We have received the sad news of the death of Australian crane veteran Bob Parker who finally succumbed to cancer Wednesday 6th May, after a long illness, he was 83.
Parker spent a lifetime in the crane industry, starting out as a rigger with Maros Constructions, becoming a crane operator, a job estimator and then manager of the company’s Queensland operations. He later moved to the crane division of Brambles.
He was a key player in the formation of a crane hire association of Queensland and was on the organising committee for the first national crane conference, held at the Broadbeach Hotel on the Gold Coast in 1979 which saw the launch of Crane Industry Council of Australia – CICA - as a national crane rental association. He served as the state and national president of the association and sat on various committees over the years.
His contribution to the industry was recognised in 1994 when he was named an CICA honorary Life Member. Then in 1999 he received the Con Popov memorial award which recognises an outstanding contribution by an individual to the crane industry over a considerable time period.
In his acceptance speech for that award he was asked for his views on the crane industry and where it should be heading. His points included: His belief that the industry “failed to mature sufficiently to benefit from the changing climate of self-regulation in the late 1980s and 1990s, covering areas such as safety, employment and the general business climate, leaving responsible players with a dilemma of how to respond to rate cutters and overloaders.”
He said that with states finally showing a willingness to investigate and prosecute, rather than maintain the previous hands off approach until a serious accident occurred, meant that the days of the rate cutters and overloaders were numbered. However he also believed that while the industry had become more efficient and cost effective, its safety record was not particularly good and was costly to the individuals and companies involved, as well as to the community at large.
He thought that “the industry should support moves to shake out the ‘corner cutters’, rather than hide from such measures and that crane associations needed to consider who they represent, and help raise the profile of the crane hire industry, otherwise crane users would seek safer, more productive alternatives.

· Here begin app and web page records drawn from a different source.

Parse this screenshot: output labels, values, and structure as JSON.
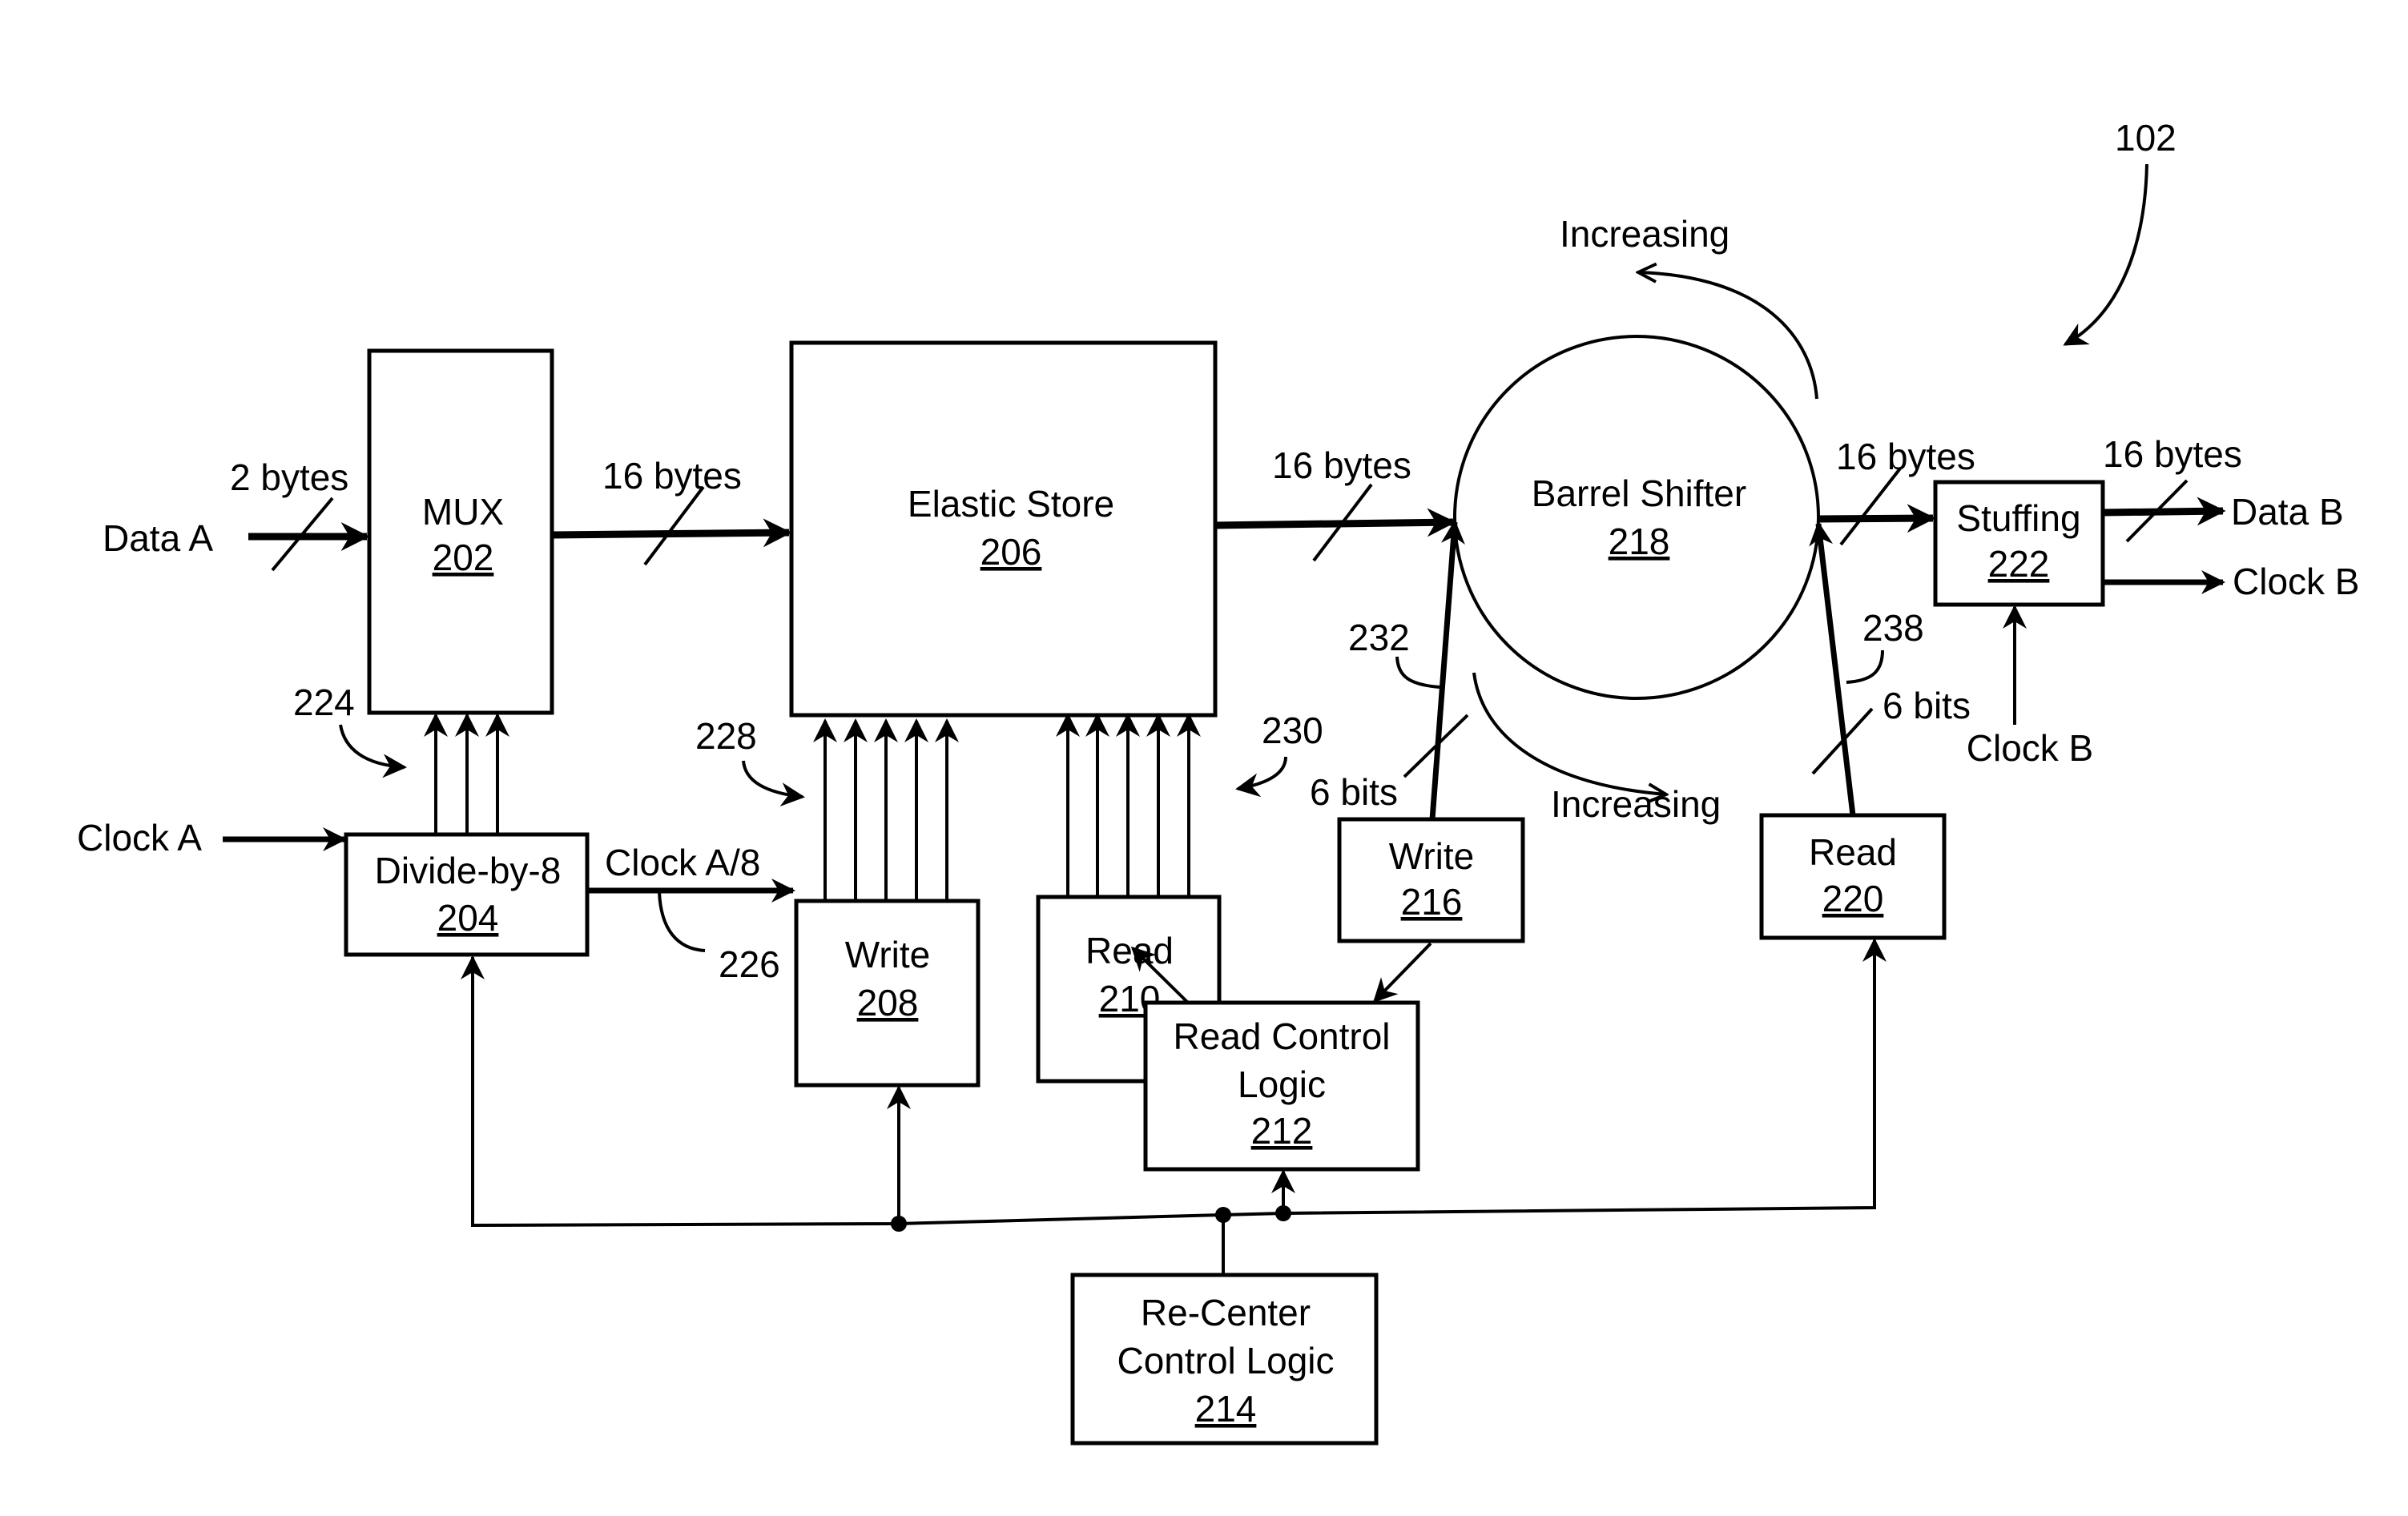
{
  "figure_ref": "102",
  "blocks": {
    "mux": {
      "name": "MUX",
      "ref": "202"
    },
    "divider": {
      "name": "Divide-by-8",
      "ref": "204"
    },
    "elastic_store": {
      "name": "Elastic Store",
      "ref": "206"
    },
    "write_es": {
      "name": "Write",
      "ref": "208"
    },
    "read_es": {
      "name": "Read",
      "ref": "210"
    },
    "read_control": {
      "line1": "Read Control",
      "line2": "Logic",
      "ref": "212"
    },
    "recenter": {
      "line1": "Re-Center",
      "line2": "Control Logic",
      "ref": "214"
    },
    "write_bs": {
      "name": "Write",
      "ref": "216"
    },
    "barrel_shifter": {
      "name": "Barrel Shifter",
      "ref": "218"
    },
    "read_bs": {
      "name": "Read",
      "ref": "220"
    },
    "stuffing": {
      "name": "Stuffing",
      "ref": "222"
    }
  },
  "signals": {
    "data_a": "Data A",
    "clock_a": "Clock A",
    "clock_a8": "Clock A/8",
    "data_b": "Data B",
    "clock_b_out": "Clock B",
    "clock_b_in": "Clock B"
  },
  "widths": {
    "data_a_in": "2 bytes",
    "mux_to_es": "16 bytes",
    "es_to_bs": "16 bytes",
    "bs_to_stuff": "16 bytes",
    "stuff_out": "16 bytes",
    "write_bits": "6 bits",
    "read_bits": "6 bits"
  },
  "refs": {
    "r224": "224",
    "r226": "226",
    "r228": "228",
    "r230": "230",
    "r232": "232",
    "r238": "238"
  },
  "directions": {
    "top": "Increasing",
    "bottom": "Increasing"
  }
}
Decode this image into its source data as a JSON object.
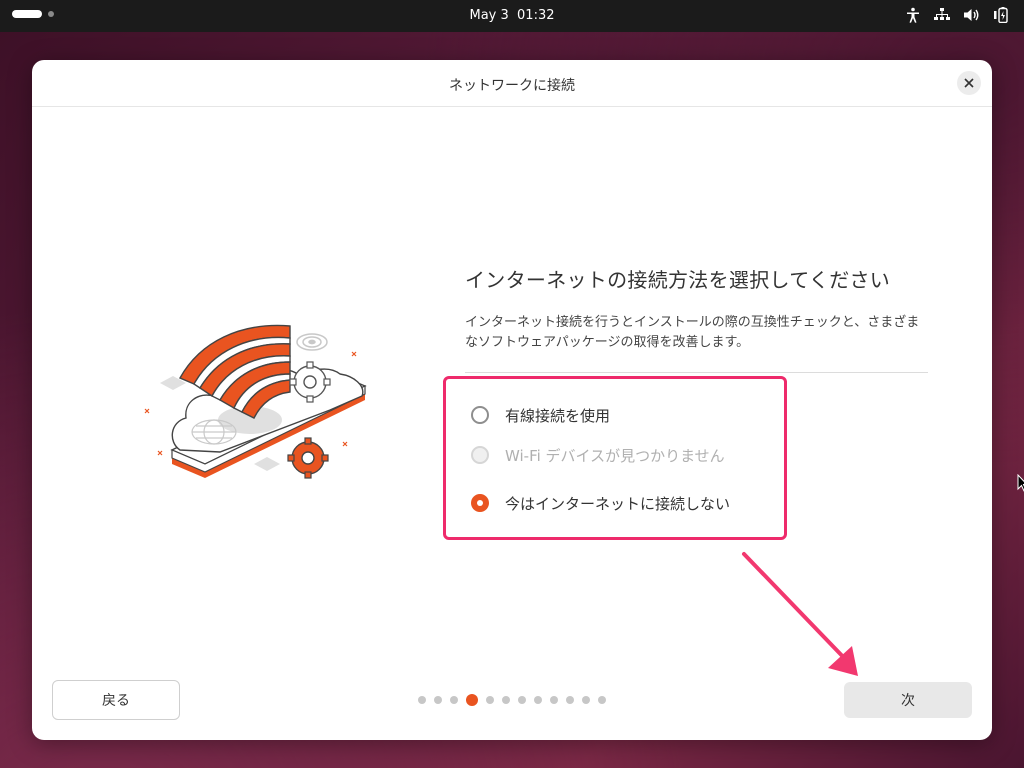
{
  "topbar": {
    "date": "May 3",
    "time": "01:32",
    "icons": [
      "accessibility-icon",
      "network-icon",
      "volume-icon",
      "battery-icon"
    ]
  },
  "dialog": {
    "title": "ネットワークに接続",
    "heading": "インターネットの接続方法を選択してください",
    "description": "インターネット接続を行うとインストールの際の互換性チェックと、さまざまなソフトウェアパッケージの取得を改善します。",
    "options": [
      {
        "label": "有線接続を使用",
        "state": "unselected"
      },
      {
        "label": "Wi-Fi デバイスが見つかりません",
        "state": "disabled"
      },
      {
        "label": "今はインターネットに接続しない",
        "state": "selected"
      }
    ],
    "back_label": "戻る",
    "next_label": "次",
    "pager": {
      "total": 12,
      "current": 4
    }
  },
  "colors": {
    "accent": "#E95420",
    "highlight": "#EE2A6B",
    "topbar": "#1B1B1B"
  }
}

He leaves behind his wife of 55 years Betty who said: “he loved cranes, but his love of family always shone through”, also his children Jody and Samantha and six grandchildren.